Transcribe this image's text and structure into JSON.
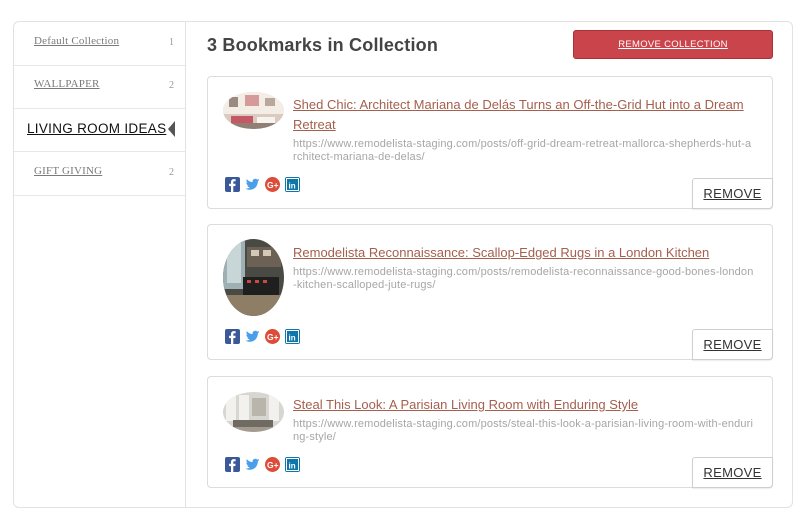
{
  "sidebar": {
    "items": [
      {
        "label": "Default Collection",
        "count": "1"
      },
      {
        "label": "WALLPAPER",
        "count": "2"
      },
      {
        "label": "LIVING ROOM IDEAS",
        "count": ""
      },
      {
        "label": "GIFT GIVING",
        "count": "2"
      }
    ],
    "active_index": 2
  },
  "header": {
    "title": "3 Bookmarks in Collection",
    "remove_collection_label": "REMOVE COLLECTION"
  },
  "bookmarks": [
    {
      "title": "Shed Chic: Architect Mariana de Delás Turns an Off-the-Grid Hut into a Dream Retreat",
      "url": "https://www.remodelista-staging.com/posts/off-grid-dream-retreat-mallorca-shepherds-hut-architect-mariana-de-delas/",
      "remove_label": "REMOVE"
    },
    {
      "title": "Remodelista Reconnaissance: Scallop-Edged Rugs in a London Kitchen",
      "url": "https://www.remodelista-staging.com/posts/remodelista-reconnaissance-good-bones-london-kitchen-scalloped-jute-rugs/",
      "remove_label": "REMOVE"
    },
    {
      "title": "Steal This Look: A Parisian Living Room with Enduring Style",
      "url": "https://www.remodelista-staging.com/posts/steal-this-look-a-parisian-living-room-with-enduring-style/",
      "remove_label": "REMOVE"
    }
  ],
  "share_icons": [
    "facebook-icon",
    "twitter-icon",
    "google-plus-icon",
    "linkedin-icon"
  ],
  "colors": {
    "accent_red": "#c9444b",
    "link": "#a45f4d",
    "facebook": "#3b5998",
    "twitter": "#4b9ee8",
    "google_plus": "#dd4b39",
    "linkedin": "#0e76a8"
  }
}
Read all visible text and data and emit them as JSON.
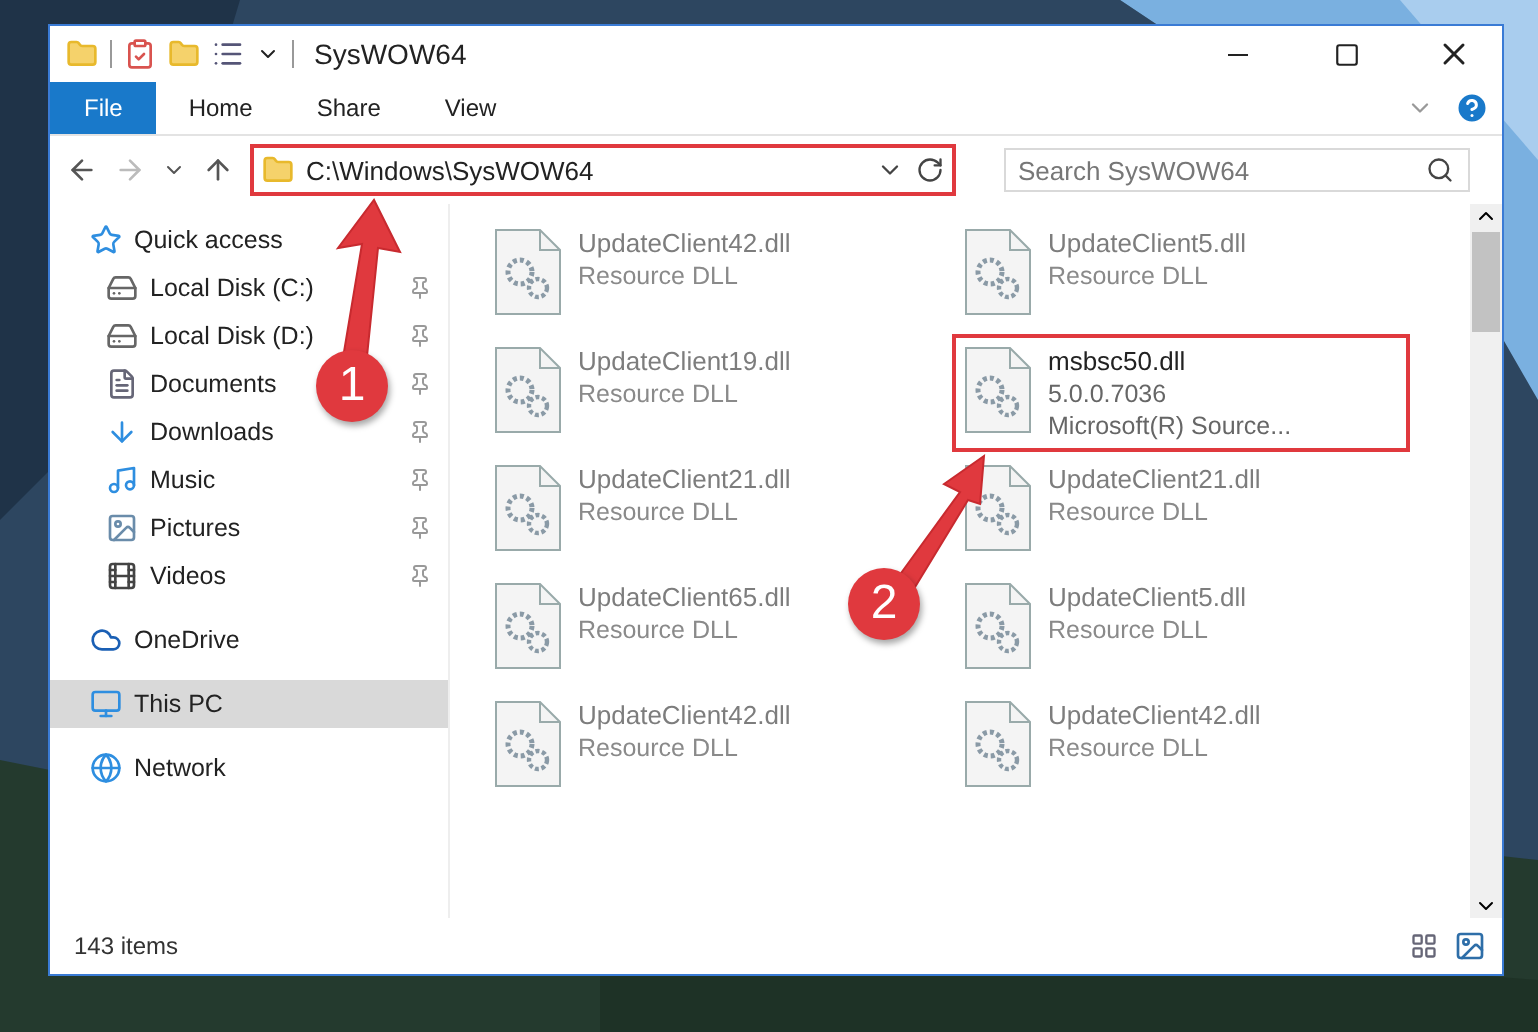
{
  "window": {
    "title": "SysWOW64"
  },
  "ribbon_tabs": [
    {
      "label": "File",
      "selected": true
    },
    {
      "label": "Home",
      "selected": false
    },
    {
      "label": "Share",
      "selected": false
    },
    {
      "label": "View",
      "selected": false
    }
  ],
  "address": {
    "path": "C:\\Windows\\SysWOW64",
    "highlighted": true
  },
  "search": {
    "placeholder": "Search SysWOW64"
  },
  "nav": [
    {
      "label": "Quick access",
      "kind": "star",
      "selected": false,
      "children": [
        {
          "label": "Local Disk (C:)",
          "kind": "drive",
          "pinned": true,
          "selected": false
        },
        {
          "label": "Local Disk (D:)",
          "kind": "drive",
          "pinned": true,
          "selected": false
        },
        {
          "label": "Documents",
          "kind": "document",
          "pinned": true,
          "selected": false
        },
        {
          "label": "Downloads",
          "kind": "download",
          "pinned": true,
          "selected": false
        },
        {
          "label": "Music",
          "kind": "music",
          "pinned": true,
          "selected": false
        },
        {
          "label": "Pictures",
          "kind": "pictures",
          "pinned": true,
          "selected": false
        },
        {
          "label": "Videos",
          "kind": "video",
          "pinned": true,
          "selected": false
        }
      ]
    },
    {
      "label": "OneDrive",
      "kind": "cloud",
      "selected": false
    },
    {
      "label": "This PC",
      "kind": "pc",
      "selected": true
    },
    {
      "label": "Network",
      "kind": "network",
      "selected": false
    }
  ],
  "files": [
    {
      "name": "UpdateClient42.dll",
      "details": [
        "Resource DLL"
      ],
      "faded": true,
      "highlighted": false
    },
    {
      "name": "UpdateClient5.dll",
      "details": [
        "Resource DLL"
      ],
      "faded": true,
      "highlighted": false
    },
    {
      "name": "UpdateClient19.dll",
      "details": [
        "Resource DLL"
      ],
      "faded": true,
      "highlighted": false
    },
    {
      "name": "msbsc50.dll",
      "details": [
        "5.0.0.7036",
        "Microsoft(R) Source..."
      ],
      "faded": false,
      "highlighted": true
    },
    {
      "name": "UpdateClient21.dll",
      "details": [
        "Resource DLL"
      ],
      "faded": true,
      "highlighted": false
    },
    {
      "name": "UpdateClient21.dll",
      "details": [
        "Resource DLL"
      ],
      "faded": true,
      "highlighted": false
    },
    {
      "name": "UpdateClient65.dll",
      "details": [
        "Resource DLL"
      ],
      "faded": true,
      "highlighted": false
    },
    {
      "name": "UpdateClient5.dll",
      "details": [
        "Resource DLL"
      ],
      "faded": true,
      "highlighted": false
    },
    {
      "name": "UpdateClient42.dll",
      "details": [
        "Resource DLL"
      ],
      "faded": true,
      "highlighted": false
    },
    {
      "name": "UpdateClient42.dll",
      "details": [
        "Resource DLL"
      ],
      "faded": true,
      "highlighted": false
    }
  ],
  "status_bar": {
    "item_count": "143 items"
  },
  "annotations": [
    {
      "label": "1"
    },
    {
      "label": "2"
    }
  ]
}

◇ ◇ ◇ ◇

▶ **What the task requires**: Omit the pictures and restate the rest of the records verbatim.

▶ **Your solution**:
Transcribe this image's text and structure into JSON.
{
  "sidebar": {
    "items": [
      {
        "label": "Default Collection",
        "count": "1"
      },
      {
        "label": "WALLPAPER",
        "count": "2"
      },
      {
        "label": "LIVING ROOM IDEAS",
        "count": ""
      },
      {
        "label": "GIFT GIVING",
        "count": "2"
      }
    ],
    "active_index": 2
  },
  "header": {
    "title": "3 Bookmarks in Collection",
    "remove_collection_label": "REMOVE COLLECTION"
  },
  "bookmarks": [
    {
      "title": "Shed Chic: Architect Mariana de Delás Turns an Off-the-Grid Hut into a Dream Retreat",
      "url": "https://www.remodelista-staging.com/posts/off-grid-dream-retreat-mallorca-shepherds-hut-architect-mariana-de-delas/",
      "remove_label": "REMOVE"
    },
    {
      "title": "Remodelista Reconnaissance: Scallop-Edged Rugs in a London Kitchen",
      "url": "https://www.remodelista-staging.com/posts/remodelista-reconnaissance-good-bones-london-kitchen-scalloped-jute-rugs/",
      "remove_label": "REMOVE"
    },
    {
      "title": "Steal This Look: A Parisian Living Room with Enduring Style",
      "url": "https://www.remodelista-staging.com/posts/steal-this-look-a-parisian-living-room-with-enduring-style/",
      "remove_label": "REMOVE"
    }
  ],
  "share_icons": [
    "facebook-icon",
    "twitter-icon",
    "google-plus-icon",
    "linkedin-icon"
  ],
  "colors": {
    "accent_red": "#c9444b",
    "link": "#a45f4d",
    "facebook": "#3b5998",
    "twitter": "#4b9ee8",
    "google_plus": "#dd4b39",
    "linkedin": "#0e76a8"
  }
}
Read all visible text and data and emit them as JSON.
{
  "window": {
    "title": "SysWOW64"
  },
  "ribbon_tabs": [
    {
      "label": "File",
      "selected": true
    },
    {
      "label": "Home",
      "selected": false
    },
    {
      "label": "Share",
      "selected": false
    },
    {
      "label": "View",
      "selected": false
    }
  ],
  "address": {
    "path": "C:\\Windows\\SysWOW64",
    "highlighted": true
  },
  "search": {
    "placeholder": "Search SysWOW64"
  },
  "nav": [
    {
      "label": "Quick access",
      "kind": "star",
      "selected": false,
      "children": [
        {
          "label": "Local Disk (C:)",
          "kind": "drive",
          "pinned": true,
          "selected": false
        },
        {
          "label": "Local Disk (D:)",
          "kind": "drive",
          "pinned": true,
          "selected": false
        },
        {
          "label": "Documents",
          "kind": "document",
          "pinned": true,
          "selected": false
        },
        {
          "label": "Downloads",
          "kind": "download",
          "pinned": true,
          "selected": false
        },
        {
          "label": "Music",
          "kind": "music",
          "pinned": true,
          "selected": false
        },
        {
          "label": "Pictures",
          "kind": "pictures",
          "pinned": true,
          "selected": false
        },
        {
          "label": "Videos",
          "kind": "video",
          "pinned": true,
          "selected": false
        }
      ]
    },
    {
      "label": "OneDrive",
      "kind": "cloud",
      "selected": false
    },
    {
      "label": "This PC",
      "kind": "pc",
      "selected": true
    },
    {
      "label": "Network",
      "kind": "network",
      "selected": false
    }
  ],
  "files": [
    {
      "name": "UpdateClient42.dll",
      "details": [
        "Resource DLL"
      ],
      "faded": true,
      "highlighted": false
    },
    {
      "name": "UpdateClient5.dll",
      "details": [
        "Resource DLL"
      ],
      "faded": true,
      "highlighted": false
    },
    {
      "name": "UpdateClient19.dll",
      "details": [
        "Resource DLL"
      ],
      "faded": true,
      "highlighted": false
    },
    {
      "name": "msbsc50.dll",
      "details": [
        "5.0.0.7036",
        "Microsoft(R) Source..."
      ],
      "faded": false,
      "highlighted": true
    },
    {
      "name": "UpdateClient21.dll",
      "details": [
        "Resource DLL"
      ],
      "faded": true,
      "highlighted": false
    },
    {
      "name": "UpdateClient21.dll",
      "details": [
        "Resource DLL"
      ],
      "faded": true,
      "highlighted": false
    },
    {
      "name": "UpdateClient65.dll",
      "details": [
        "Resource DLL"
      ],
      "faded": true,
      "highlighted": false
    },
    {
      "name": "UpdateClient5.dll",
      "details": [
        "Resource DLL"
      ],
      "faded": true,
      "highlighted": false
    },
    {
      "name": "UpdateClient42.dll",
      "details": [
        "Resource DLL"
      ],
      "faded": true,
      "highlighted": false
    },
    {
      "name": "UpdateClient42.dll",
      "details": [
        "Resource DLL"
      ],
      "faded": true,
      "highlighted": false
    }
  ],
  "status_bar": {
    "item_count": "143 items"
  },
  "annotations": [
    {
      "label": "1"
    },
    {
      "label": "2"
    }
  ]
}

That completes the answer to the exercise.